The HMI is derived from a monthly survey NAHB conducts among its new-home builder members. The survey asks builders for their perceptions of current market conditions for newly constructed homes and their expectations for-those conditions over the next six months, ranking each as "good," "fair" or "poor." The survey also asks builders to rate traffic of prospective buyers as "high to very high," "average" or "low to very low." Scores for each component are then used to calculate a seasonally adjusted index where any number over 50 indicates that more builders view conditions as good than poor.

It was the question about conditions six months in the future that showed the strongest degree of confidence, gaining 2 points from January to a score of 80. The index measuring buyer traffic held steady at 54, and the component gauging current sales conditions dropped one point to 78.

NAHB chief economist Robert Dietz said, "The HMI gauge of future sales expectations has reached a post-recession high, an indicator that consumer demand for housing should grow in the months ahead. With ongoing job creation, increasing owner-occupied household formation, and a tight supply of existing home inventory, the single-family housing sector should continue to strengthen at a gradual but consistent pace."

He added that while the index shows demand conditions are positive, supply-side construction hurdles need to be managed, as scarce labor and building material price increases remain top concerns.

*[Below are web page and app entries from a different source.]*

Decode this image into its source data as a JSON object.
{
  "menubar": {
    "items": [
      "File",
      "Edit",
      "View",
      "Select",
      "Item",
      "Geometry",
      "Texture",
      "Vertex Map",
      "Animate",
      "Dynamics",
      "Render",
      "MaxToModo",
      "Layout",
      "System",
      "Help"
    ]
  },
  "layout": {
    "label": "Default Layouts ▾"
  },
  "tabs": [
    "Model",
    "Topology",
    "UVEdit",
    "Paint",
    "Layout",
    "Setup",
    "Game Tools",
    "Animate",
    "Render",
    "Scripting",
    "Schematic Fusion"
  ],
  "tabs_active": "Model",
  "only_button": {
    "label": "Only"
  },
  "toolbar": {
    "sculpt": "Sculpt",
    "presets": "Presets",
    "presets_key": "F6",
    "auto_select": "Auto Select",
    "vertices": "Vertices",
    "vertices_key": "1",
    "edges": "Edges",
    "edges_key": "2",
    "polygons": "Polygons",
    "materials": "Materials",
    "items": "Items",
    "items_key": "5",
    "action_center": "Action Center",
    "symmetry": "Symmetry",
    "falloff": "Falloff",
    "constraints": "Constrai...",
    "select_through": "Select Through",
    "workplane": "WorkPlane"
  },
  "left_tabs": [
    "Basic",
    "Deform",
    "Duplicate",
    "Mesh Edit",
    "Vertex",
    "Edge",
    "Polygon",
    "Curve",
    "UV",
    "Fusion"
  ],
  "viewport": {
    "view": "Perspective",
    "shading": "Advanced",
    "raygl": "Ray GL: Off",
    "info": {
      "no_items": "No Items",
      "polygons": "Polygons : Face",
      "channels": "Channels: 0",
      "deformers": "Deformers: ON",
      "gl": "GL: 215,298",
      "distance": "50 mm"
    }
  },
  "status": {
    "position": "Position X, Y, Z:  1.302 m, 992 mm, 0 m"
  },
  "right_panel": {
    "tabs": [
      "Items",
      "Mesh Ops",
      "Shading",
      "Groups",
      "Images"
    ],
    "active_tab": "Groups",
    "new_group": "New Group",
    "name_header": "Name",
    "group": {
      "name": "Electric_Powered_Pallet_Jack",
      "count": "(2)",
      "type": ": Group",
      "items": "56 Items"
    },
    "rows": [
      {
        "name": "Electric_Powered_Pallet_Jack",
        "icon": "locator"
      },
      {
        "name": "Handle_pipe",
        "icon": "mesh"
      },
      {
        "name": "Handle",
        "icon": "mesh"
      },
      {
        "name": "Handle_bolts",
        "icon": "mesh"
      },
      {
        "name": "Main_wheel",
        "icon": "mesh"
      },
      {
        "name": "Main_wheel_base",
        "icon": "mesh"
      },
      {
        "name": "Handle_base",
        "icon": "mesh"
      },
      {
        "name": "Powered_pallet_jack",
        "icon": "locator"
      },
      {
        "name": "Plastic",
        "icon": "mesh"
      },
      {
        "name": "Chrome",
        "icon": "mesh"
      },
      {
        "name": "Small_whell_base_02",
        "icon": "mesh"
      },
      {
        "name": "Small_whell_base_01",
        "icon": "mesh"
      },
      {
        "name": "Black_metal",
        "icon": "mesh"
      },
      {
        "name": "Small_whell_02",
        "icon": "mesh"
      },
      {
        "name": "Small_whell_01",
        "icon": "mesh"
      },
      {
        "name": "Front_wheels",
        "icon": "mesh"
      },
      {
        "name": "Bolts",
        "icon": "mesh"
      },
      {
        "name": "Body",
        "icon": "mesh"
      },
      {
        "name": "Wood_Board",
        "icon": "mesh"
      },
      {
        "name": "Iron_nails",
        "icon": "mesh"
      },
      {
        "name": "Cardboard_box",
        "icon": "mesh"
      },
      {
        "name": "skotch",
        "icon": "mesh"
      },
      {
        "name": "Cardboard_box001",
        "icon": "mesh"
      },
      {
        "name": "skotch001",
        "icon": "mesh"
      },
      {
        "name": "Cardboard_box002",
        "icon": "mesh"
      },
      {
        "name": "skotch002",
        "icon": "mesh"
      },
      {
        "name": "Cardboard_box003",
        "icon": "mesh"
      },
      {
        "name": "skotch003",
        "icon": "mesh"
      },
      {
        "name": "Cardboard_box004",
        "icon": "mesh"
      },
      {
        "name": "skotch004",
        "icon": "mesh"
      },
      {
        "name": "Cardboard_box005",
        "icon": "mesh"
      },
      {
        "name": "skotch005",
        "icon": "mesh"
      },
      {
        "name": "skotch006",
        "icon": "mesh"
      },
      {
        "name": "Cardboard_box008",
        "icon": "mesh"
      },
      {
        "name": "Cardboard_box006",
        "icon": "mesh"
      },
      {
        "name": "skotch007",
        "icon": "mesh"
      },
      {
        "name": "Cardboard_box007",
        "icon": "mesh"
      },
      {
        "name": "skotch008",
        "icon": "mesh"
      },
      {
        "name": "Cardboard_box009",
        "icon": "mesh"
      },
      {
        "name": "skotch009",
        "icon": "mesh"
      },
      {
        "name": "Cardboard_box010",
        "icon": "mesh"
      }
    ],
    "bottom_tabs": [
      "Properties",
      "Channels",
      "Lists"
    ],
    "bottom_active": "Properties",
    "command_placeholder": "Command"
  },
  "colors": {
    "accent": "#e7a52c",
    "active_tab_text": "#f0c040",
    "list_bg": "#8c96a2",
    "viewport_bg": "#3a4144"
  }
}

Regional HMI scores are expressed as three-month moving averages. The Midwest rose two points to 72, the South increased one point to 74, the West remained unchanged at 81, and Northeast fell two points to 56.